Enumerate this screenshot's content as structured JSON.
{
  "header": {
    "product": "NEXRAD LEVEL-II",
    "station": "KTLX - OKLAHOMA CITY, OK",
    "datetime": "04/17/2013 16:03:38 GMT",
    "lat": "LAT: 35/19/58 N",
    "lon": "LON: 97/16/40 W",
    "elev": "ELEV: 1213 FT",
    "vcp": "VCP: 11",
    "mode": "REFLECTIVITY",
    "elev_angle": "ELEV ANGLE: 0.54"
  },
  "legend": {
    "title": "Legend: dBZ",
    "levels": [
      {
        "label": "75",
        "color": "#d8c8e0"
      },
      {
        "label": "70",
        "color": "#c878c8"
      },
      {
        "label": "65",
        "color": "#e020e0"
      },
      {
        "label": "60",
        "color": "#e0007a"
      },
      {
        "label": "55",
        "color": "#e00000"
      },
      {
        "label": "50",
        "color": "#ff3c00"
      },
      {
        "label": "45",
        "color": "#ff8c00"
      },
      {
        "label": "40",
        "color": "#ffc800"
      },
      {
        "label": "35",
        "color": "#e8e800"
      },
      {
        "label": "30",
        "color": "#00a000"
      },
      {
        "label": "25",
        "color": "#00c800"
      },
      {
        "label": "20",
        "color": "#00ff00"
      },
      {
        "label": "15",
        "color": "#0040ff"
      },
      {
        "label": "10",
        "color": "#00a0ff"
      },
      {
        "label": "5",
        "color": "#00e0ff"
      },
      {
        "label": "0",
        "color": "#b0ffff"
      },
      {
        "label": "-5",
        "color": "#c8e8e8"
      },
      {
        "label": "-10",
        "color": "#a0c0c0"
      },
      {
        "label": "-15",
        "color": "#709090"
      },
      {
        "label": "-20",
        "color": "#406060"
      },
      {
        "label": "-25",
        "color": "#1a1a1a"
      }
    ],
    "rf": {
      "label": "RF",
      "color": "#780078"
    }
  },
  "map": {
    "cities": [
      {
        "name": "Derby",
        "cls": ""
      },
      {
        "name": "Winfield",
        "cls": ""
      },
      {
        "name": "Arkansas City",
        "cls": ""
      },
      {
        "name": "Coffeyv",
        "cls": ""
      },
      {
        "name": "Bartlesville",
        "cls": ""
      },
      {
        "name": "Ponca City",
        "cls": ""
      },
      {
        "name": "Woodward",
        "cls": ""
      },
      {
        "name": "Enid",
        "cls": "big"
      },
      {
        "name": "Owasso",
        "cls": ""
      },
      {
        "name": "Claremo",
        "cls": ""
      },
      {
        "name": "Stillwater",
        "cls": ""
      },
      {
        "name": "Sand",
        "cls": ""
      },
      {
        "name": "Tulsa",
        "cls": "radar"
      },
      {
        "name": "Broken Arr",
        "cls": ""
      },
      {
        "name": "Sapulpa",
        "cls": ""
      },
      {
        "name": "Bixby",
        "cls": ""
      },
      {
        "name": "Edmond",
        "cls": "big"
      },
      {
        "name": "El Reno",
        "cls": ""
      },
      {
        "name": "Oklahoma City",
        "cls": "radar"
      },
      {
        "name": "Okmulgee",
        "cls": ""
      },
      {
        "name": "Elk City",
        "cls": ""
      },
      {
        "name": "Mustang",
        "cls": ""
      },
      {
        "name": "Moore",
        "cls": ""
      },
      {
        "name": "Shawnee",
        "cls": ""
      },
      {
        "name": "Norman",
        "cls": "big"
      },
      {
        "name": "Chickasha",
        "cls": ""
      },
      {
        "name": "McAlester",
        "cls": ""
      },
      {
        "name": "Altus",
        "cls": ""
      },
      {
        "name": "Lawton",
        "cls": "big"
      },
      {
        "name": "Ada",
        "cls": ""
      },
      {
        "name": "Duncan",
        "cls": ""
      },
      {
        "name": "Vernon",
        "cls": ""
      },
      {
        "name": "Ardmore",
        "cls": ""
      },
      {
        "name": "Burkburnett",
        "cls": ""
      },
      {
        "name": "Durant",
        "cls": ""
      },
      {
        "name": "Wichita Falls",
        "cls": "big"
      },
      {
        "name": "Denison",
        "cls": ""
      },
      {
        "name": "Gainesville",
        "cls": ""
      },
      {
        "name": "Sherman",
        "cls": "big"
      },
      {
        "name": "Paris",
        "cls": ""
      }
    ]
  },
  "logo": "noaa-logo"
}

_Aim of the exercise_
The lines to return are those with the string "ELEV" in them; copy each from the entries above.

_Answer to this exercise_
    "elev": "ELEV: 1213 FT",
    "elev_angle": "ELEV ANGLE: 0.54"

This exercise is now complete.